My latest article for USA Cycling is up. More amazing junior racers -- this time headed for not only Europe, but South Africa, as well! Read it here.

Tuesday, July 1, 2008

Goodbye, Rockies...Hellloooo, Eastern Sierras!

My time in Colorado this last year has been amazing...full of new friends, great riding, and fun work. In March, I decided that I wanted to return to my position at Fresno State -- not because Colorado and the work I did there wasn't great -- but because over the year, I gained new appreciation for the security and lifestyle that my position there allows me. I'm headed back to Fresno in early August and back to my associate professor position but with some new responsibilities. And I'm not leaving freelance writing behind, as I'll continue to do much of what I do now. I'll write more about all that as it unfolds, but for now, just wanted to catch up on my transition back to Cali. It's been a whirlwind, and what remains of the summer promises to be more of the same!

This is Jack and Catherine -- two good friends in Ft. Collins, who spent some time with me just before I left. They're sitting on the coolest "bar stools" ever at "The Drunken Monkey" in the Fort. They're swings, and fun even before you've had a few drinks.
You may remember that I was living in a teeny-tiny apartment in the Bubble, which was kinda cool when it came to packing to leave -- not much stuff! More than pictured here ... but not much!
And I spackled all the holes I put in the walls (not with my fists, but just the traditional nail holes from pics) all by myself! There's this really cool spackle that is pink when you put it on and then lets you know it's ready for touch-up paint when it dries to white. Doesn't take much to entertain me, obviously.
I hit the road towing a U-Haul behind my Su-boo-buh-roo, and along the way, saw these crazy-looking clouds. I don't know how to use PhotoShop, so, honest, they're real.
I was pretty darned proud to tow a U-Haul -- first time -- and can't believe I forgot to get a pic of it ... but I did take this snap of my view in the rearview mirror.
Stopped the first night in Fruita with Will and Joanne -- thanks again! -- and the second night, was here, in Spring Creek, with Carla and Dan -- thank you, too! The Ruby Mountains are spectacular.
And back in Cali after dropping my things off in Fresno at Katie's house -- which I'll share with her and her kids upon my return in August (more later on that, too) -- I drove through Yosemite to get to Bridgeport, where I'm spending my summer. Grew up by Yosemite, but the views there still take my breath away.
And I got back to Bridgeport just in time to spend a few days with the Fishin' Mission! As has become tradition, Jim, Missy, and now Lacey, and I had breakfast with our main boys at Hays Street on their last morning. This is Toni (Sparky) holding Lacey, Larry (Here-for-the-Beer), Jim (Toni's bro-in-law who was on his maiden Mission and doesn't have a nickname yet), and Gary (Walkbucks). Love 'em! And you can see that Lacey has become a fan, too.
And, yes, a little drinkin' goes on in B-port. Since I figured I'd be out at Rhino's a few nights a week all summer, I found a nice new low-calorie beer to drink. Miller Genuine Draft 64 -- 64 calories, crisp, and clean. Good stuff. And on one of my first nights back, Cammie (used-to-be)Padilla taught another friend, Roxanne, and I how to play 1-4-24, a dice game. My first two rolls? 1-4-24. Sa-wheet! Of course, we started playing for money after those practice rolls, and I promptly stopped rolling that particular combination. But it was fun anyway.
And there's always good eatin' in the hometown, as well. On Father's Day, I made Chinese food for Dad and the fam (Hot and Sour Shrimp, Ginger Beef, and Egg Rolls -- yes, homemade!), and Missy ordered a chocolate pie for Jim that we had for dessert. Jan Mills made it, and it was dee-lish.
And with all that drinking and eating, of course, I've got to do some miles here and there. Been riding up to Twin Lakes at least three days a week, and the views, as always, are to die for.

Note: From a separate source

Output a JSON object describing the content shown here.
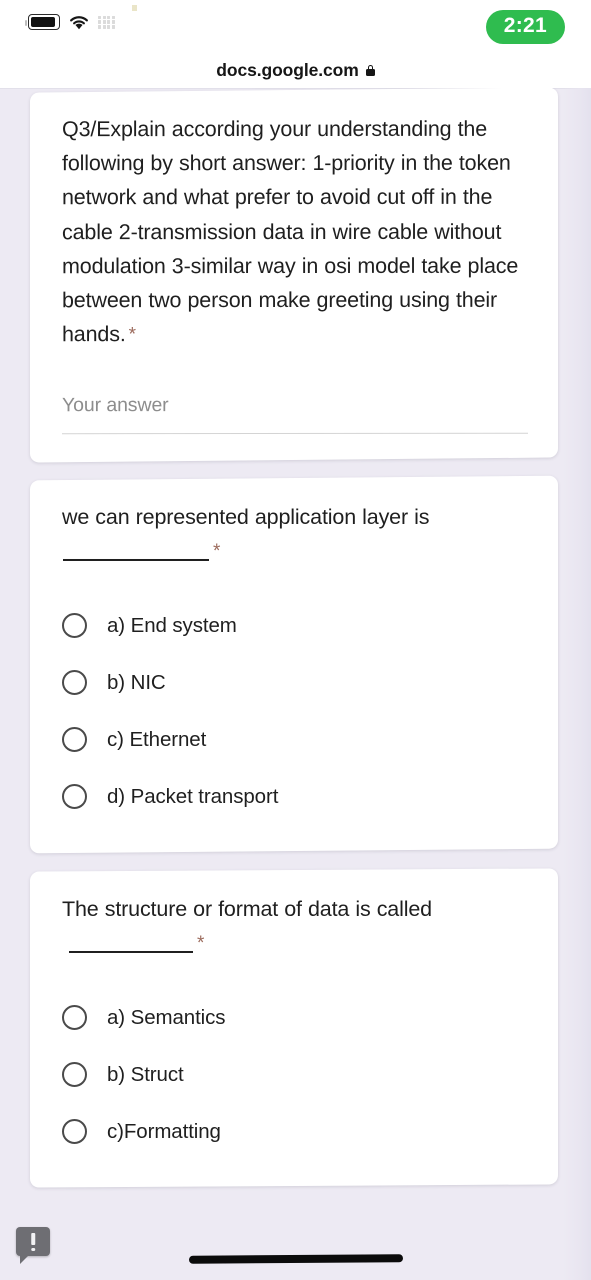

One of the best parts of spending the summer in Bridgeport, though, is being with family. I'm staying with Jim, Missy, and Lacey, who, as you can see, is as cool as ever.

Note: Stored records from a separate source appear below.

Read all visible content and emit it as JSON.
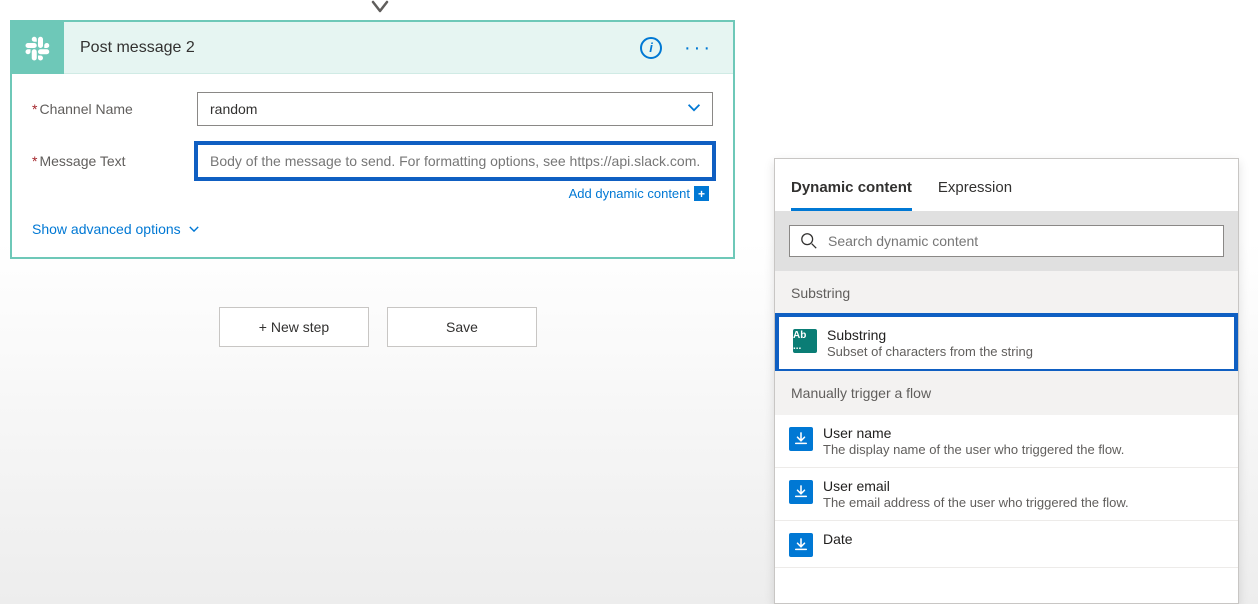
{
  "action": {
    "title": "Post message 2",
    "fields": {
      "channel_label": "Channel Name",
      "channel_value": "random",
      "message_label": "Message Text",
      "message_placeholder": "Body of the message to send. For formatting options, see https://api.slack.com."
    },
    "add_dynamic_label": "Add dynamic content",
    "advanced_label": "Show advanced options"
  },
  "buttons": {
    "new_step": "+ New step",
    "save": "Save"
  },
  "flyout": {
    "tabs": {
      "dynamic": "Dynamic content",
      "expression": "Expression"
    },
    "search_placeholder": "Search dynamic content",
    "sections": [
      {
        "header": "Substring",
        "items": [
          {
            "title": "Substring",
            "desc": "Subset of characters from the string",
            "icon": "teal",
            "highlighted": true,
            "label": "Ab ..."
          }
        ]
      },
      {
        "header": "Manually trigger a flow",
        "items": [
          {
            "title": "User name",
            "desc": "The display name of the user who triggered the flow.",
            "icon": "blue"
          },
          {
            "title": "User email",
            "desc": "The email address of the user who triggered the flow.",
            "icon": "blue"
          },
          {
            "title": "Date",
            "desc": "",
            "icon": "blue"
          }
        ]
      }
    ]
  }
}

So there's a little bit of catch-up. Things are going to be a bit busy the next few weeks with 4th of July and a trip to Oregon to cover the Cascade Classic for, but I'll blog my best!